---- Record extracts

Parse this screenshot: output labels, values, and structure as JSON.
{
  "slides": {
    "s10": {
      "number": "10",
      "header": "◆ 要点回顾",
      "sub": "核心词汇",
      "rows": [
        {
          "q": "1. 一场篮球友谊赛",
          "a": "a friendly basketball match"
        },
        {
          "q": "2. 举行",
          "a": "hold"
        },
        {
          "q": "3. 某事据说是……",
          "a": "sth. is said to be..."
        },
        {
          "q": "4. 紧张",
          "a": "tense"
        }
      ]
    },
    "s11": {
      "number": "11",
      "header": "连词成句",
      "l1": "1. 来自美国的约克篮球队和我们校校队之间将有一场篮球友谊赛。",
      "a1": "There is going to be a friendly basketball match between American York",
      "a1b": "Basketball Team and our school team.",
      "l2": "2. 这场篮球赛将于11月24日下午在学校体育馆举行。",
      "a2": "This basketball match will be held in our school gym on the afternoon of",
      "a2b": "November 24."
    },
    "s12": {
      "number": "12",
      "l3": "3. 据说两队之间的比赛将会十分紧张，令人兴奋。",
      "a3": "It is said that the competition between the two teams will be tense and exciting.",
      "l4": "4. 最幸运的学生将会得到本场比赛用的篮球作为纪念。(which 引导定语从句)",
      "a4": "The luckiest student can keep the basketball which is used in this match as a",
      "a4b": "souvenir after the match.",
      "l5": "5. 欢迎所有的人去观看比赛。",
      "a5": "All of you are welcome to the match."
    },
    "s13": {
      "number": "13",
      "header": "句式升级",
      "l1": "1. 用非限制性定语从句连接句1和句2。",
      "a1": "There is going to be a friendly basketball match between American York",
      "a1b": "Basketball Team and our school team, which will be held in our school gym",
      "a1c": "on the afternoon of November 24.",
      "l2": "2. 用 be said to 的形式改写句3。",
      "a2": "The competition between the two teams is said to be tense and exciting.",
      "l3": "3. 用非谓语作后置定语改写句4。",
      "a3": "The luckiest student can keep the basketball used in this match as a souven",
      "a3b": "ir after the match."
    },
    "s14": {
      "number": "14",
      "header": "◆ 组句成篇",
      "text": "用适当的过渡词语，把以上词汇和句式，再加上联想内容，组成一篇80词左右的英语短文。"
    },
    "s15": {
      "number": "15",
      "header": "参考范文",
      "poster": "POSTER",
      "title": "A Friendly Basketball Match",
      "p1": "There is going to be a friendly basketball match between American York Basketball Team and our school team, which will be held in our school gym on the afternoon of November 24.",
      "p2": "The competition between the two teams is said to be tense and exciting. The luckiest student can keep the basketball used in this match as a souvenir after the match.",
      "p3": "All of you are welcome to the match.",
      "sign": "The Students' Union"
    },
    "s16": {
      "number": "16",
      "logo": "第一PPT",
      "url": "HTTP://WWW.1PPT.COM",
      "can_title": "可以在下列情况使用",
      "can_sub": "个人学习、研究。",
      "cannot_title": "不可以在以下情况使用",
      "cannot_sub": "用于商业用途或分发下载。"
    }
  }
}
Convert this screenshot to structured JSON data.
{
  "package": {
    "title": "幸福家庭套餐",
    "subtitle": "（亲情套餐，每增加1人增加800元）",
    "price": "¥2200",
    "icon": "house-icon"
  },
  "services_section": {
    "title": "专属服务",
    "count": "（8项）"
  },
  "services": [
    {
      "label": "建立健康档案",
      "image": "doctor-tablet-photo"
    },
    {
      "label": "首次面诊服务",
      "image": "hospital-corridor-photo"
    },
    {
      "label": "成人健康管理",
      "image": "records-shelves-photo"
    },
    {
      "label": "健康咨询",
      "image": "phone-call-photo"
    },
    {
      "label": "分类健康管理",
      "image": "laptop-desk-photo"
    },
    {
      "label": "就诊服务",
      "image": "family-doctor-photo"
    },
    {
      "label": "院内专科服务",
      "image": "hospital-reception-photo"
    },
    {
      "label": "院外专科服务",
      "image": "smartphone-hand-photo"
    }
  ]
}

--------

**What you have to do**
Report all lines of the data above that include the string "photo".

**Solution for this problem**
      "image": "doctor-tablet-photo"
      "image": "hospital-corridor-photo"
      "image": "records-shelves-photo"
      "image": "phone-call-photo"
      "image": "laptop-desk-photo"
      "image": "family-doctor-photo"
      "image": "hospital-reception-photo"
      "image": "smartphone-hand-photo"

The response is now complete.